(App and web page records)
━━━━━━━━━━━━━━━━━━━━━━━━━━━━━━
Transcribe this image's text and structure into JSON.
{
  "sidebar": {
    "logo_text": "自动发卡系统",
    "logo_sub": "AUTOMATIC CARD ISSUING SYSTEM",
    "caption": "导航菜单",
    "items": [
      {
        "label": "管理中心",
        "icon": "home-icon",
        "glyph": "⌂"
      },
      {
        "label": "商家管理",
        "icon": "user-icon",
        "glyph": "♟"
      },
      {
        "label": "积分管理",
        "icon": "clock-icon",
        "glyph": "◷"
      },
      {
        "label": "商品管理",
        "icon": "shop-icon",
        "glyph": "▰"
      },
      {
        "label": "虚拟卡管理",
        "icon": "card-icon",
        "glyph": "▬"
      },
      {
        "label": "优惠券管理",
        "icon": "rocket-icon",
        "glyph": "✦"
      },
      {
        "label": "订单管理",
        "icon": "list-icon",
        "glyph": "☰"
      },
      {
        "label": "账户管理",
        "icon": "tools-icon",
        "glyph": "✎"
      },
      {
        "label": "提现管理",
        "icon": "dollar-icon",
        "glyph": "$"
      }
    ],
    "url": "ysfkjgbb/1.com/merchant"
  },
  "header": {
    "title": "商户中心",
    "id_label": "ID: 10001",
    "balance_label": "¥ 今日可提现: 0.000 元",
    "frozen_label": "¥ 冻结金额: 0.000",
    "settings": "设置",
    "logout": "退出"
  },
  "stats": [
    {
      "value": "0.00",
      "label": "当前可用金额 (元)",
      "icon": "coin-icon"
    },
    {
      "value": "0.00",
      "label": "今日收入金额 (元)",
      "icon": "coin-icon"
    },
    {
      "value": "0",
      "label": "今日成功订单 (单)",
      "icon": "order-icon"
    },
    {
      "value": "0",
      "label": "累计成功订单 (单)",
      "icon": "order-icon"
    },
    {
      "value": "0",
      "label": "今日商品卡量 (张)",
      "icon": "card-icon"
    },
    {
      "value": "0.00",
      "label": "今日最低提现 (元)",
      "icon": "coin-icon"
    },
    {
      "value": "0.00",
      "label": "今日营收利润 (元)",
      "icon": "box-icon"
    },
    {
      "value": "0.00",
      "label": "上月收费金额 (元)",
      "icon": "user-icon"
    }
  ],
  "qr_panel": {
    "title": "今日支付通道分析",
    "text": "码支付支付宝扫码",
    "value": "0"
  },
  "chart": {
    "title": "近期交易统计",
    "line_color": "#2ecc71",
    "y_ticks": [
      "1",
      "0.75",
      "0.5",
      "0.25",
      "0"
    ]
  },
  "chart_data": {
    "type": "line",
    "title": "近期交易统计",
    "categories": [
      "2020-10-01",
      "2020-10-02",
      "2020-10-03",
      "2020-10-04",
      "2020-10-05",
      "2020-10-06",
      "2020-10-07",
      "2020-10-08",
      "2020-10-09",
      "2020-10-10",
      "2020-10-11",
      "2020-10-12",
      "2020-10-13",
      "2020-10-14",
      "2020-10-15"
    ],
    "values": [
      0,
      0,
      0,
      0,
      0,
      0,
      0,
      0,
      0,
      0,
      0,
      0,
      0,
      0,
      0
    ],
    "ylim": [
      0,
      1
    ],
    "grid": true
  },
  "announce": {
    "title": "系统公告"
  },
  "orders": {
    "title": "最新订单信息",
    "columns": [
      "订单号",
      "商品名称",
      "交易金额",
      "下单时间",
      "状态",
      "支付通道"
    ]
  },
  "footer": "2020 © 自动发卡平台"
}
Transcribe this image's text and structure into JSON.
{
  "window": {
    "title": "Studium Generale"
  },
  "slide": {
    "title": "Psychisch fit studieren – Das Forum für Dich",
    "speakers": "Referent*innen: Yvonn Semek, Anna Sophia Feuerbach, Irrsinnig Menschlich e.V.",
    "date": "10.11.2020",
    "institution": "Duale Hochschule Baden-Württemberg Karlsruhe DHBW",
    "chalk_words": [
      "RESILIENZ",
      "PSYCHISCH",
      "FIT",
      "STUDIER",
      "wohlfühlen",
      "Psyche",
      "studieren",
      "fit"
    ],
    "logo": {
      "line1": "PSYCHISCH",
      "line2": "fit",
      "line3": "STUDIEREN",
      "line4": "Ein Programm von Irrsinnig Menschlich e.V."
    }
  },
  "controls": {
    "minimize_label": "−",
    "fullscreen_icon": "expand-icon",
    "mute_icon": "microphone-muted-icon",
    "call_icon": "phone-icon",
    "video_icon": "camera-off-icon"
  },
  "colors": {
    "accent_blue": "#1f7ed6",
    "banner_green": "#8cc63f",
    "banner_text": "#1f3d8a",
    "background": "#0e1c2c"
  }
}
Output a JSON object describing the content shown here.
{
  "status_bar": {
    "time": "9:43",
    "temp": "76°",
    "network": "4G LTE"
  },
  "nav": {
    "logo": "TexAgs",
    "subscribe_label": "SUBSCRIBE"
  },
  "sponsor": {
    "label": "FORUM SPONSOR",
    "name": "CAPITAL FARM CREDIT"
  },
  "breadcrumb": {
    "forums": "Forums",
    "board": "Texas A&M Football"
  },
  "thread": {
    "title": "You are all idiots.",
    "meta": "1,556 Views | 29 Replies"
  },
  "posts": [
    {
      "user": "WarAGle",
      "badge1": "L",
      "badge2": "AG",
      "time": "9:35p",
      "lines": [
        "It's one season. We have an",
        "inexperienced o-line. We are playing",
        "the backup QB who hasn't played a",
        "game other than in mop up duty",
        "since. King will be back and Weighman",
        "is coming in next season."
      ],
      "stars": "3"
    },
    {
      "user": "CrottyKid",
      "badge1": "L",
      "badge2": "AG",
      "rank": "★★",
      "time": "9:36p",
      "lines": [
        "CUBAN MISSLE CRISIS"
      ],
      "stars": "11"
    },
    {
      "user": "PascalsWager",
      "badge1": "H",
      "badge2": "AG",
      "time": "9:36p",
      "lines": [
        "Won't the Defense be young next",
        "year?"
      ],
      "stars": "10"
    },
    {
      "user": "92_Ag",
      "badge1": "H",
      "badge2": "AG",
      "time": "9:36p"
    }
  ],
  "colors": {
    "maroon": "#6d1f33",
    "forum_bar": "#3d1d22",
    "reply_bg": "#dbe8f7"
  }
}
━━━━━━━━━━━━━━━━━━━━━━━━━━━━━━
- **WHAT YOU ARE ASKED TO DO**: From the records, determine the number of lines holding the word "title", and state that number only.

- **OUTPUT OF THE EXERCISE**: 9